The third, and most important factor in our search for World Cup victory is our team composition and division of labour. It is here that we must pay the most attention.

AB de Villiers’ world record-breaking innings of 149 runs from 44 balls at the January 18 2015 game against the West Indies rightfully has South Africans in awe and jubilation. With “Captain Fantastic” on our side, and in the form of his life, we stand a good chance of winning this year’s World Cup. De Villiers’ versatile shot-making abilities display the true nature of a Protea and may be the vital ingredient to South Africa’s potential success. But the captain cannot sail this ship alone. Key to the Proteas’ success will be for all the talented batsman around AB to also step up to the plate.

The elephant in the room is the question of Farhaan Behardien. With his agile fielding skills, Behardien was dubbed a “Jonty Rhodes in the making” in the domestic league. He has translated his fielding form to the national team, with his incredible catch to get rid of Chris Gayle in Sunday’s match as a case in point. What about his batting and bowling? Having played 18 matches for the ODl team, Behardien has a batting average of 21.50 in 16 innings, with one decent performance of 63 runs against Australia last year. His bowling economy is 5.00, with nine wickets in 13 innings. We have a tough question to ask though: is his all-rounder potential really reaping rewards for the South African team? Perhaps my standards are too high, but to me Behardien has simply not looked comfortable or convincing in the green and gold colours.

I understand why the selectors would include Behardien, because with him and JP Duminy, you extend both our bowling and batting options with two all-rounders. This combination however has become our weakest link, as Duminy’s bowling abilities are not at the standard of a specialist bowler, and Behardien has been mundane all around. If I were a selector, I would strengthen our bowling attack by bringing in a specialist fifth bowler in Behardien’s place, to support Dale Steyn, Vernon Philander, and Imran Tahir. Duminy would then become the optional sixth bowler should we need him. With the current formation of the team having Duminy as the fifth bowler and Behardien supplementing him, we leave ourselves very exposed to the hungry willows of the likes of David Warner of Australia, Virat Kohli of India, and Angelo Mathews of Sri Lanka. Simply put, leaving such a blatant vulnerability in the team make-up could jeopardise our World Cup chances. After all, a team is as strong as its weakest link.

If we can overcome these hurdles – our legacy of choking, the dominating Aussies playing on home turf, and the somewhat unrealised potential of our team make-up — I really think we have a strong chance of winning the World Cup. The Proteas management has to use the remaining three games against the West Indies to close the glaring gap in our starting line-up, by shifting Behardien to the bench and bringing in a fifth specialist bowler.

Once the decision has been made on who the fifth bowler will be, the first 11 must then breathe that #ProteaFire, play their hearts out, display the flexible and agile characteristics of a true Protea and bring back that World Cup trophy come end of March 2015. Previous Proteas teams have promised with no avail.
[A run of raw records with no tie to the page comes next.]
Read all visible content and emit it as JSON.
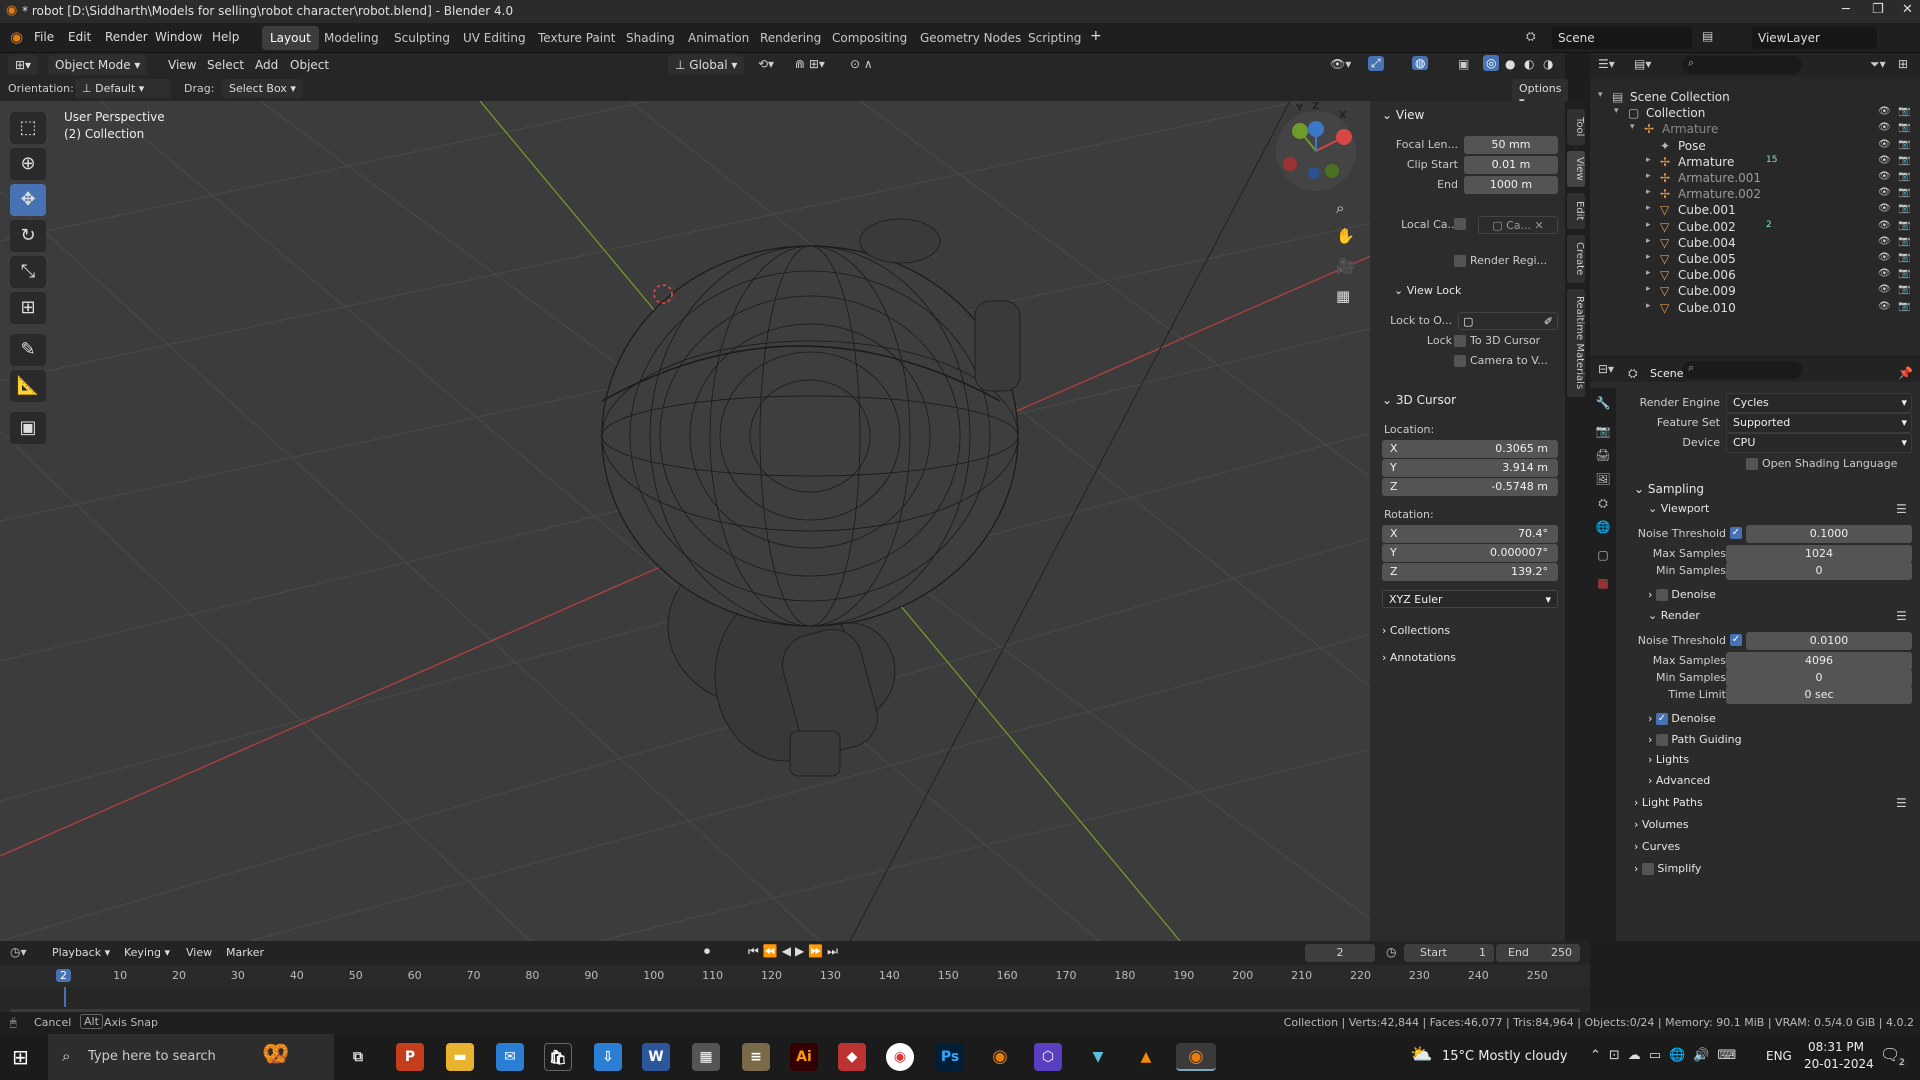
{
  "window": {
    "title": "* robot [D:\\Siddharth\\Models for selling\\robot character\\robot.blend] - Blender 4.0"
  },
  "menu": [
    "File",
    "Edit",
    "Render",
    "Window",
    "Help"
  ],
  "workspaces": [
    "Layout",
    "Modeling",
    "Sculpting",
    "UV Editing",
    "Texture Paint",
    "Shading",
    "Animation",
    "Rendering",
    "Compositing",
    "Geometry Nodes",
    "Scripting"
  ],
  "active_workspace": "Layout",
  "scene_name": "Scene",
  "view_layer": "ViewLayer",
  "viewport_header": {
    "mode": "Object Mode",
    "menus": [
      "View",
      "Select",
      "Add",
      "Object"
    ],
    "transform": "Global",
    "orientation_label": "Orientation:",
    "orientation": "Default",
    "drag_label": "Drag:",
    "drag": "Select Box",
    "options": "Options"
  },
  "viewport": {
    "info1": "User Perspective",
    "info2": "(2) Collection"
  },
  "npanel": {
    "view_title": "View",
    "focal_label": "Focal Len...",
    "focal": "50 mm",
    "clip_start_label": "Clip Start",
    "clip_start": "0.01 m",
    "end_label": "End",
    "end": "1000 m",
    "local_cam_label": "Local Ca...",
    "local_cam": "Ca...",
    "render_region": "Render Regi...",
    "view_lock": "View Lock",
    "lock_obj_label": "Lock to O...",
    "lock_label": "Lock",
    "to_cursor": "To 3D Cursor",
    "cam_to_view": "Camera to V...",
    "cursor_title": "3D Cursor",
    "location": "Location:",
    "loc": [
      [
        "X",
        "0.3065 m"
      ],
      [
        "Y",
        "3.914 m"
      ],
      [
        "Z",
        "-0.5748 m"
      ]
    ],
    "rotation": "Rotation:",
    "rot": [
      [
        "X",
        "70.4°"
      ],
      [
        "Y",
        "0.000007°"
      ],
      [
        "Z",
        "139.2°"
      ]
    ],
    "euler": "XYZ Euler",
    "collections": "Collections",
    "annotations": "Annotations",
    "tabs": [
      "Tool",
      "View",
      "Edit",
      "Create",
      "Realtime Materials"
    ]
  },
  "outliner": {
    "rows": [
      {
        "label": "Scene Collection",
        "indent": 0,
        "color": "#e0e0e0"
      },
      {
        "label": "Collection",
        "indent": 1,
        "color": "#e0e0e0"
      },
      {
        "label": "Armature",
        "indent": 2,
        "color": "#888"
      },
      {
        "label": "Pose",
        "indent": 3,
        "color": "#e0e0e0"
      },
      {
        "label": "Armature",
        "indent": 3,
        "color": "#e0e0e0",
        "badge": "15"
      },
      {
        "label": "Armature.001",
        "indent": 3,
        "color": "#999"
      },
      {
        "label": "Armature.002",
        "indent": 3,
        "color": "#999"
      },
      {
        "label": "Cube.001",
        "indent": 3,
        "color": "#e0e0e0"
      },
      {
        "label": "Cube.002",
        "indent": 3,
        "color": "#e0e0e0",
        "badge": "2"
      },
      {
        "label": "Cube.004",
        "indent": 3,
        "color": "#e0e0e0"
      },
      {
        "label": "Cube.005",
        "indent": 3,
        "color": "#e0e0e0"
      },
      {
        "label": "Cube.006",
        "indent": 3,
        "color": "#e0e0e0"
      },
      {
        "label": "Cube.009",
        "indent": 3,
        "color": "#e0e0e0"
      },
      {
        "label": "Cube.010",
        "indent": 3,
        "color": "#e0e0e0"
      }
    ]
  },
  "properties": {
    "context": "Scene",
    "render_engine_label": "Render Engine",
    "render_engine": "Cycles",
    "feature_set_label": "Feature Set",
    "feature_set": "Supported",
    "device_label": "Device",
    "device": "CPU",
    "osl": "Open Shading Language",
    "sampling": "Sampling",
    "viewport": "Viewport",
    "noise_label": "Noise Threshold",
    "vp_noise": "0.1000",
    "max_samples_label": "Max Samples",
    "vp_max": "1024",
    "min_samples_label": "Min Samples",
    "vp_min": "0",
    "denoise": "Denoise",
    "render": "Render",
    "r_noise": "0.0100",
    "r_max": "4096",
    "r_min": "0",
    "time_limit_label": "Time Limit",
    "time_limit": "0 sec",
    "path_guiding": "Path Guiding",
    "lights": "Lights",
    "advanced": "Advanced",
    "light_paths": "Light Paths",
    "volumes": "Volumes",
    "curves": "Curves",
    "simplify": "Simplify"
  },
  "timeline": {
    "menus": [
      "Playback",
      "Keying",
      "View",
      "Marker"
    ],
    "current_frame": "2",
    "start_label": "Start",
    "start": "1",
    "end_label": "End",
    "end": "250",
    "ticks": [
      "2",
      "10",
      "20",
      "30",
      "40",
      "50",
      "60",
      "70",
      "80",
      "90",
      "100",
      "110",
      "120",
      "130",
      "140",
      "150",
      "160",
      "170",
      "180",
      "190",
      "200",
      "210",
      "220",
      "230",
      "240",
      "250"
    ]
  },
  "status": {
    "cancel": "Cancel",
    "alt": "Alt",
    "axis_snap": "Axis Snap",
    "stats": "Collection | Verts:42,844 | Faces:46,077 | Tris:84,964 | Objects:0/24 | Memory: 90.1 MiB | VRAM: 0.5/4.0 GiB | 4.0.2"
  },
  "taskbar": {
    "search_placeholder": "Type here to search",
    "weather": "15°C  Mostly cloudy",
    "lang": "ENG",
    "time": "08:31 PM",
    "date": "20-01-2024",
    "notif": "2"
  }
}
Come on boys, don’t leave us hungry once again. This time around it’s our turn to eat!


Judy Sikuza

Judy Sikuza

Judy Sikuza is the Deputy Executive Director of the Mandela Rhodes Foundation in Cape Town. She is also a non-executive board director of Oxford University Press Southern Africa. Judy is curious about...

2 replies on “Proteas, it’s our turn to eat”